TASK TO COMPLETE:
Where an entry below contains an image, skip the image and copy the rest exactly.

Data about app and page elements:
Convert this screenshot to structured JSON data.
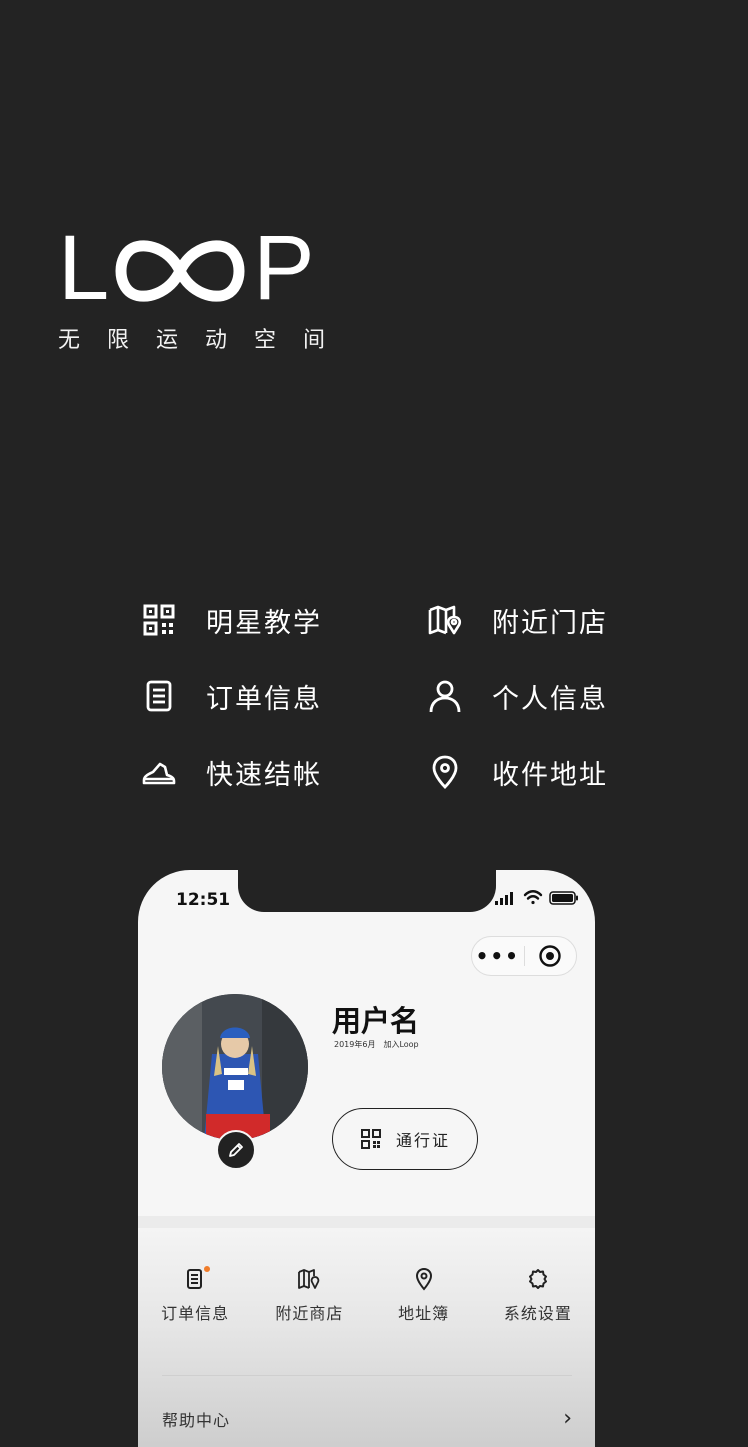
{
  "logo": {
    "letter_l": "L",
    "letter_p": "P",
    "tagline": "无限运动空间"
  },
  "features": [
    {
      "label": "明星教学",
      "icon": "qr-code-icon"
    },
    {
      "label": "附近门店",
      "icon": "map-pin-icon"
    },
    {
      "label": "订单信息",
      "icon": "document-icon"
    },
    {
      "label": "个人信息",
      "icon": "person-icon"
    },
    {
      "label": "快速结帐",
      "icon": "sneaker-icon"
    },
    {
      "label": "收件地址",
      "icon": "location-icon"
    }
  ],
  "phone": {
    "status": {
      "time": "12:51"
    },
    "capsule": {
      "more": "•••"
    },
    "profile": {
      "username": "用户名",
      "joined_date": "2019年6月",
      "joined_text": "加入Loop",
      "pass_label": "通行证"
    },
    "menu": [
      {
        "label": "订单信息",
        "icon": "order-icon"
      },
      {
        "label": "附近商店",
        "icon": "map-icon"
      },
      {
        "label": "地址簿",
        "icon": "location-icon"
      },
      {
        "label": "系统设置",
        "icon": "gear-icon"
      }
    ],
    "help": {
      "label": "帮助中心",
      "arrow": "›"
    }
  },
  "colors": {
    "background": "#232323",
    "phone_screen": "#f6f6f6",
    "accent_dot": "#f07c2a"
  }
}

OUTPUT FOR THIS TASK:
Convert this screenshot to structured JSON data.
{
  "logo": {
    "letter_l": "L",
    "letter_p": "P",
    "tagline": "无限运动空间"
  },
  "features": [
    {
      "label": "明星教学",
      "icon": "qr-code-icon"
    },
    {
      "label": "附近门店",
      "icon": "map-pin-icon"
    },
    {
      "label": "订单信息",
      "icon": "document-icon"
    },
    {
      "label": "个人信息",
      "icon": "person-icon"
    },
    {
      "label": "快速结帐",
      "icon": "sneaker-icon"
    },
    {
      "label": "收件地址",
      "icon": "location-icon"
    }
  ],
  "phone": {
    "status": {
      "time": "12:51"
    },
    "capsule": {
      "more": "•••"
    },
    "profile": {
      "username": "用户名",
      "joined_date": "2019年6月",
      "joined_text": "加入Loop",
      "pass_label": "通行证"
    },
    "menu": [
      {
        "label": "订单信息",
        "icon": "order-icon"
      },
      {
        "label": "附近商店",
        "icon": "map-icon"
      },
      {
        "label": "地址簿",
        "icon": "location-icon"
      },
      {
        "label": "系统设置",
        "icon": "gear-icon"
      }
    ],
    "help": {
      "label": "帮助中心",
      "arrow": "›"
    }
  },
  "colors": {
    "background": "#232323",
    "phone_screen": "#f6f6f6",
    "accent_dot": "#f07c2a"
  }
}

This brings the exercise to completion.